Ikea has issued a safety warning for their popular furniture after two children died from dressers that tipped over.
Ikea North America and the U.S. Consumer Product Safety Commission (CPSC) announced a repair program today with free wall anchoring kit that applies to 27 million pieces of furniture.
"Consumers should immediately stop using all IKEA children’s chests and dressers taller than 23 ½ inches and adult chests and dressers taller than 29 ½ inches, unless they are securely anchored to the wall," a statement from the commission and Ikea read.
The company is providing free anchoring repair kits in stores through www.IKEA-USA.com/saferhomestogether or by calling (888) 966-4532.
The new "repair program" highlights Ikea's Malm three- and four-drawer chests and two styles of Malm six-drawer chests, of which there are about 7 million covered in the nationwide repair program. Ikea received reports that two children died after Malm chests tipped over and fell on them. The family of one of those children is suing Ikea in a wrongful-death lawsuit that was filed in May in Philadelphia trial court.

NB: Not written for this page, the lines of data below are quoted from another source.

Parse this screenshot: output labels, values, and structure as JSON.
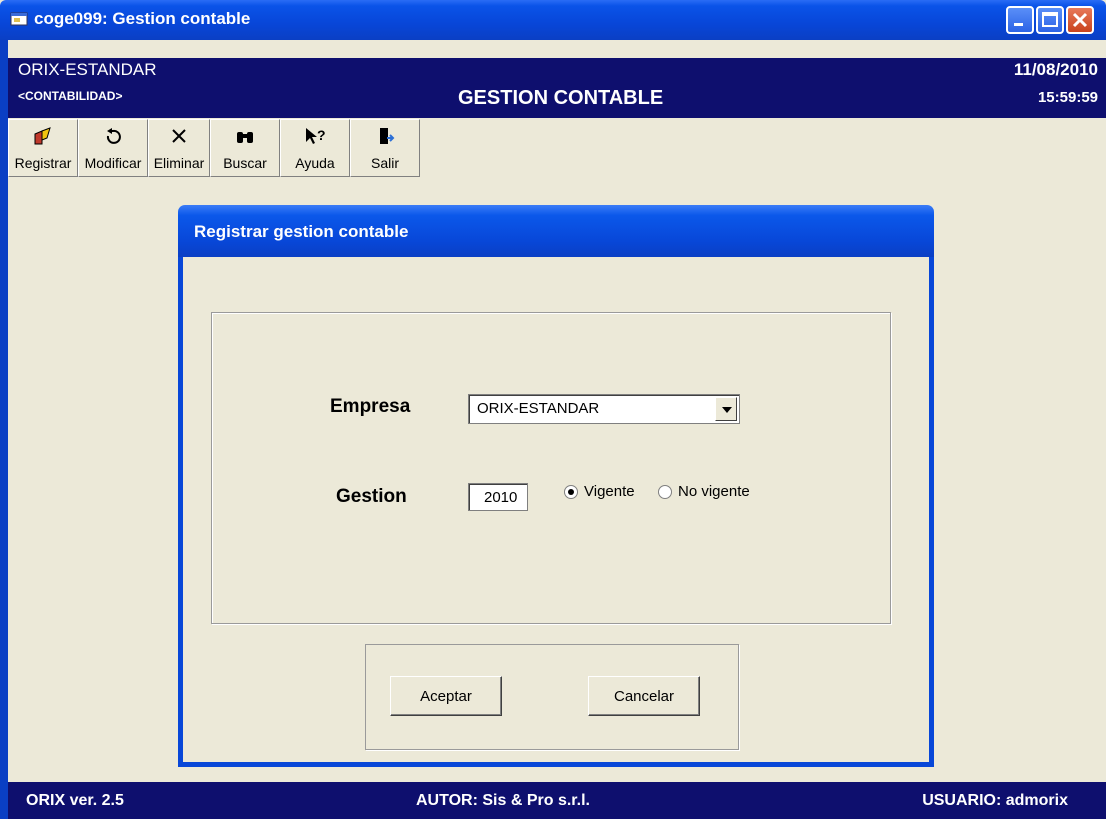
{
  "window": {
    "title": "coge099: Gestion contable"
  },
  "header": {
    "company": "ORIX-ESTANDAR",
    "module": "<CONTABILIDAD>",
    "title": "GESTION CONTABLE",
    "date": "11/08/2010",
    "time": "15:59:59"
  },
  "toolbar": {
    "items": [
      {
        "label": "Registrar",
        "icon": "register-icon"
      },
      {
        "label": "Modificar",
        "icon": "undo-icon"
      },
      {
        "label": "Eliminar",
        "icon": "delete-x-icon"
      },
      {
        "label": "Buscar",
        "icon": "binoculars-icon"
      },
      {
        "label": "Ayuda",
        "icon": "help-cursor-icon"
      },
      {
        "label": "Salir",
        "icon": "exit-door-icon"
      }
    ]
  },
  "dialog": {
    "title": "Registrar gestion contable",
    "empresa_label": "Empresa",
    "empresa_value": "ORIX-ESTANDAR",
    "gestion_label": "Gestion",
    "gestion_value": "2010",
    "radio_vigente": "Vigente",
    "radio_no_vigente": "No vigente",
    "selected_radio": "Vigente",
    "accept_label": "Aceptar",
    "cancel_label": "Cancelar"
  },
  "status": {
    "version": "ORIX ver. 2.5",
    "author": "AUTOR: Sis & Pro s.r.l.",
    "user": "USUARIO: admorix"
  },
  "colors": {
    "header_bg": "#0E0F6E",
    "face": "#ECE9D8",
    "xp_blue": "#0847D8"
  }
}
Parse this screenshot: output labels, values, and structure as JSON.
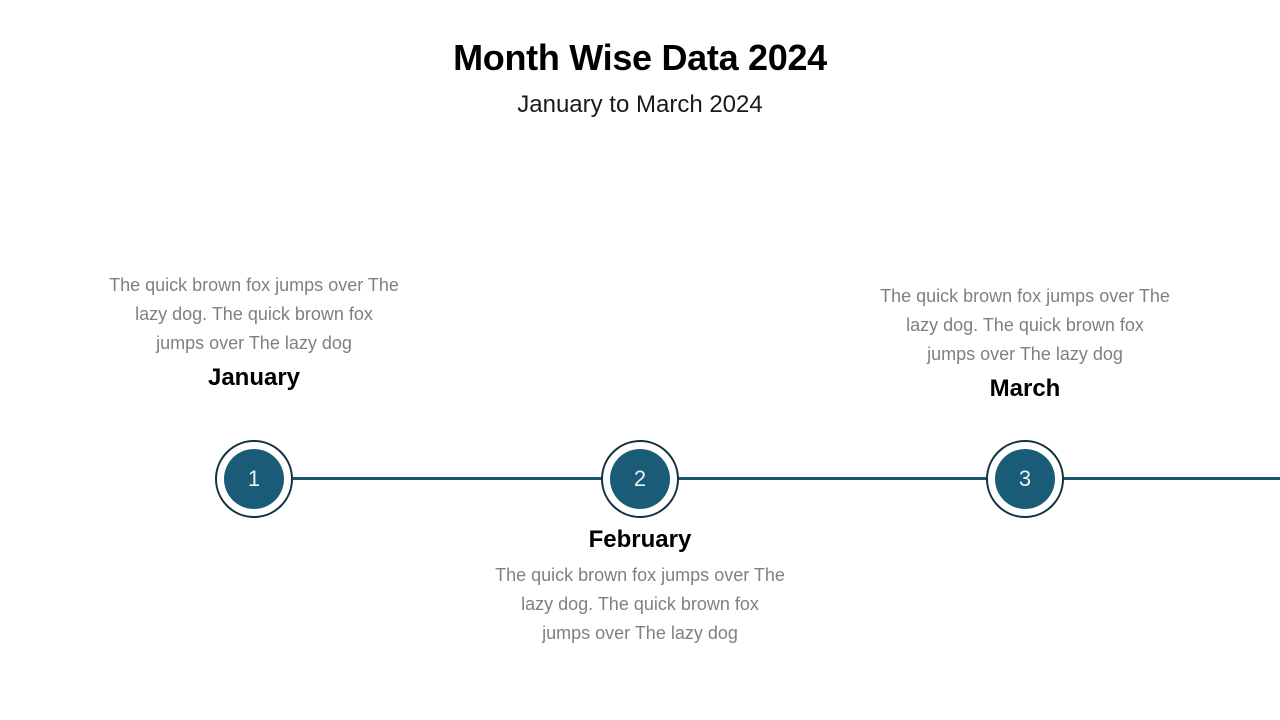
{
  "header": {
    "title": "Month Wise Data 2024",
    "subtitle": "January to March 2024"
  },
  "colors": {
    "background": "#ffffff",
    "marker_fill": "#1a5b77",
    "marker_ring": "#12323f",
    "axis_line": "#1d5470",
    "body_text": "#808080",
    "label_text": "#000000",
    "number_text": "#eaf2f5"
  },
  "timeline": {
    "items": [
      {
        "number": "1",
        "label": "January",
        "body": "The quick brown fox jumps over The lazy dog. The quick brown fox jumps over The lazy dog",
        "position": "above"
      },
      {
        "number": "2",
        "label": "February",
        "body": "The quick brown fox jumps over The lazy dog. The quick brown fox jumps over The lazy dog",
        "position": "below"
      },
      {
        "number": "3",
        "label": "March",
        "body": "The quick brown fox jumps over The lazy dog. The quick brown fox jumps over The lazy dog",
        "position": "above"
      }
    ]
  }
}
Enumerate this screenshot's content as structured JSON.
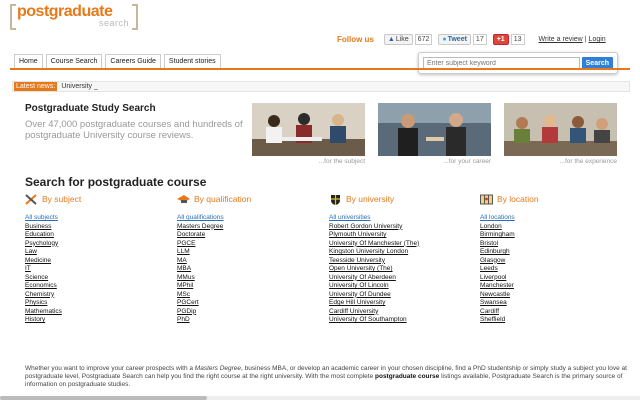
{
  "logo": {
    "line1": "postgraduate",
    "line2": "search"
  },
  "social": {
    "follow_label": "Follow us",
    "like_label": "Like",
    "like_count": "672",
    "tweet_label": "Tweet",
    "tweet_count": "17",
    "gplus_label": "+1",
    "gplus_count": "13",
    "write_review": "Write a review",
    "separator": "|",
    "login": "Login"
  },
  "search": {
    "placeholder": "Enter subject keyword",
    "button": "Search"
  },
  "tabs": [
    "Home",
    "Course Search",
    "Careers Guide",
    "Student stories"
  ],
  "news": {
    "label": "Latest news:",
    "text": "University _"
  },
  "hero": {
    "title": "Postgraduate Study Search",
    "description": "Over 47,000 postgraduate courses and hundreds of postgraduate University course reviews.",
    "captions": [
      "...for the subject",
      "...for your career",
      "...for the experience"
    ]
  },
  "section_title": "Search for postgraduate course",
  "columns": [
    {
      "heading": "By subject",
      "icon": "tools-icon",
      "all": "All subjects",
      "items": [
        "Business",
        "Education",
        "Psychology",
        "Law",
        "Medicine",
        "IT",
        "Science",
        "Economics",
        "Chemistry",
        "Physics",
        "Mathematics",
        "History"
      ]
    },
    {
      "heading": "By qualification",
      "icon": "graduation-cap-icon",
      "all": "All qualifications",
      "items": [
        "Masters Degree",
        "Doctorate",
        "PGCE",
        "LLM",
        "MA",
        "MBA",
        "MMus",
        "MPhil",
        "MSc",
        "PGCert",
        "PGDip",
        "PhD"
      ]
    },
    {
      "heading": "By university",
      "icon": "shield-icon",
      "all": "All universities",
      "items": [
        "Robert Gordon University",
        "Plymouth University",
        "University Of Manchester (The)",
        "Kingston University London",
        "Teesside University",
        "Open University (The)",
        "University Of Aberdeen",
        "University Of Lincoln",
        "University Of Dundee",
        "Edge Hill University",
        "Cardiff University",
        "University Of Southampton"
      ]
    },
    {
      "heading": "By location",
      "icon": "map-icon",
      "all": "All locations",
      "items": [
        "London",
        "Birmingham",
        "Bristol",
        "Edinburgh",
        "Glasgow",
        "Leeds",
        "Liverpool",
        "Manchester",
        "Newcastle",
        "Swansea",
        "Cardiff",
        "Sheffield"
      ]
    }
  ],
  "footer": {
    "part1": "Whether you want to improve your career prospects with a ",
    "em1": "Masters Degree",
    "part2": ", business MBA, or develop an academic career in your chosen discipline, find a PhD studentship or simply study a subject you love at postgraduate level, Postgraduate Search can help you find the right course at the right university. With the most complete ",
    "bold1": "postgraduate course",
    "part3": " listings available, Postgraduate Search is the primary source of information on postgraduate studies."
  },
  "colors": {
    "accent": "#e8791a",
    "link": "#2a6db8",
    "search_button": "#2f7fd6"
  }
}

In February 2014, a two-year old boy from West Chester, Pennsylvania, died after a Malm six-drawer chest that was 48 and 3/8 inches high tipped over and fatally pinned him against his bed, today's statement from Ikea and the commission read. The mother of Curren Collas, Jaquelyn, filed a lawsuit against Ikea on behalf of his estate. She claims the 136-pound dresser's "defective and dangerous design" lacked proper warnings, according to her lawsuit.
A Facebook page started by the Collas family shared a post this morning with news of the repair program, "A huge breath of relief for me this morning... knowing that this information is getting out there. Thank you so much, CPSC! So many precious little lives are being saved."
A spokeswoman for Ikea declined to comment to ABC News on "current lawsuits in litigation." Ikea has not yet filed a legal response to the Collas lawsuit, but an attorney for the Collas family said the company must respond in the next few weeks. Collas declined to comment through her attorney.
A child dies every two weeks and another injured every 24 minutes in the U.S. from furniture or TVs tipping over, according to CPSC data.
"What’s concerning is that Ikea has sold these items knowing they are dangerous if not attached while not providing hardware to attach them to the wall," Collas' attorney Alan Feldman told ABC News. "Ikea and other manufacturers have not done enough to alert Americans to the dangers of tip-overs or supplied them with the hardware to make these pieces of furniture safe."
The Malm chests were sold starting in 2002 and range from about $80 to $200, Ikea and the commission said.
IKEA and the commission also received a report that in June 2014, a 23-month old child from Snohomish, Washington died after he became trapped beneath a three-drawer, 30 ¾ inches high MALM chest that tipped over, a statement from the commission read.
"IKEA and CPSC have also received 14 reports of tip-over incidents involving MALM chests, resulting in four injuries. Since 1989, IKEA is aware of three additional reports of deaths from tip-overs involving other models of IKEA chests and dressers," the commission and Ikea said in their statement.